oh's 22-season career produced 868 homeruns in 2,831 games. a career batting avg. of .301, and a career .446 OBP. his career OPS is 1.080, and in those 2,831 games, he amassed an astonishing 5,862 total bases. those japan leagues had their hideo and yu strikeout pitchers. all this with the lone strategy of not pitching to him, or giving him anything he could hit. all this from a batter who played his whole career with one team.
oh's single season career highs and bests are equally as entertaining. 55 homers in 472 AB's, 51 homers in 428 AB's, and 50 homers in 432 AB's in that Tokyo home stadium for half his games. single season OPS's descending as 1.293, 1.255, 1.211, 1.210, 1.204, 1.197, 1.189, 1.183, and 1.176.
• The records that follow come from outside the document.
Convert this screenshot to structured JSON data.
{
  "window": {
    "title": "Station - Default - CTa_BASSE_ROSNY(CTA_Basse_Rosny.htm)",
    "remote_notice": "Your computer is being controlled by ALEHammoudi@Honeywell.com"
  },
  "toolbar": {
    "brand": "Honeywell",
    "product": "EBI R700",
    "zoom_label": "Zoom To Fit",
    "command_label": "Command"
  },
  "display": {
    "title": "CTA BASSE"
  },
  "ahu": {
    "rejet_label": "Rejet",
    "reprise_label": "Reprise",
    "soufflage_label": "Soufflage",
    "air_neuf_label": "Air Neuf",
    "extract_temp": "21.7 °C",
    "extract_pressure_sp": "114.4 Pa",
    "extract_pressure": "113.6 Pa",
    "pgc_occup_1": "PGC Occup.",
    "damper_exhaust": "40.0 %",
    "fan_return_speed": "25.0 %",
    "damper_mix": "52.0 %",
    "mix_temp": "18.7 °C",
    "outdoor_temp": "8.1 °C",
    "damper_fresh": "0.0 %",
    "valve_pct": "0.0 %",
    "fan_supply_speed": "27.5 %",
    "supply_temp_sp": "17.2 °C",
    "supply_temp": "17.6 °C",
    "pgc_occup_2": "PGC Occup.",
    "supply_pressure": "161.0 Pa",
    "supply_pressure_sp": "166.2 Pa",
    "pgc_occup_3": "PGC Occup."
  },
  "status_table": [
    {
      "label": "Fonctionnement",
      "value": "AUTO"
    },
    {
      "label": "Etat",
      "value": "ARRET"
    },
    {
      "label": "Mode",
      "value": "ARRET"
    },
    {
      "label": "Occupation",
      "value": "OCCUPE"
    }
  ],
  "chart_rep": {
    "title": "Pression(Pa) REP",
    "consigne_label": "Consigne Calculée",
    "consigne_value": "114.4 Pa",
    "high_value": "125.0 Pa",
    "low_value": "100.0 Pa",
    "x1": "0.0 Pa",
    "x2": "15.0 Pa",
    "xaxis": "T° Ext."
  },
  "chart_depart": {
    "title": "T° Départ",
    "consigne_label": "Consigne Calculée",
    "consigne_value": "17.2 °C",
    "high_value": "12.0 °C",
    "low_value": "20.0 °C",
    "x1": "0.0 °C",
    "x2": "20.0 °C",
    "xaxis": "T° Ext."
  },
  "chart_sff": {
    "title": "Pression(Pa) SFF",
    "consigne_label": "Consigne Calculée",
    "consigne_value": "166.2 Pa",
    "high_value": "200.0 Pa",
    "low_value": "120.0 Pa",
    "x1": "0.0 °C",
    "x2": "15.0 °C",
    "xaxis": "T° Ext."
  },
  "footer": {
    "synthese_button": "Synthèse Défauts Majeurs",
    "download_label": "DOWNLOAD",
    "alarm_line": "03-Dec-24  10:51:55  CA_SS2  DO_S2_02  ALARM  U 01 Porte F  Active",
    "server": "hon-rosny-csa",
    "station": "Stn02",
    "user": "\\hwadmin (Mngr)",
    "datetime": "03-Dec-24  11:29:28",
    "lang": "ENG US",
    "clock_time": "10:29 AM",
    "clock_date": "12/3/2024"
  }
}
114 runs scored in 130 games / 124 rbis in 130 games / 9 seasons with a slugging % over .700 / 14 seasons with a slugging % over .600 / a single season high batting avg. of .355 / his strikeout totals are miniscule compared to all sluggers we know. his career total of 2,831 games produced only 1,319 strikeouts. his worst years, swinging and missing, were in his early twenties. he adjusted, and put the bat to the ball for the remaining 75% of his career.
in his prime, his early thirties, oh struck out less than 10% of his at bats. 41 times in 428 AB's, 43 times in 456 AB's, 37 times in 432 AB's, and 43 times in 440 AB's.
this is what a slugger does with a bat. without PED's. no arguing allowed. no arod. no bonds. they could have done this another way. any other way. the asterisk is the biggest digit in the numbers they gathered thru their careers. sadaharu oh is the greater slugger here. and opinionatedly so.
9/1/2013 8:34 PM (edited)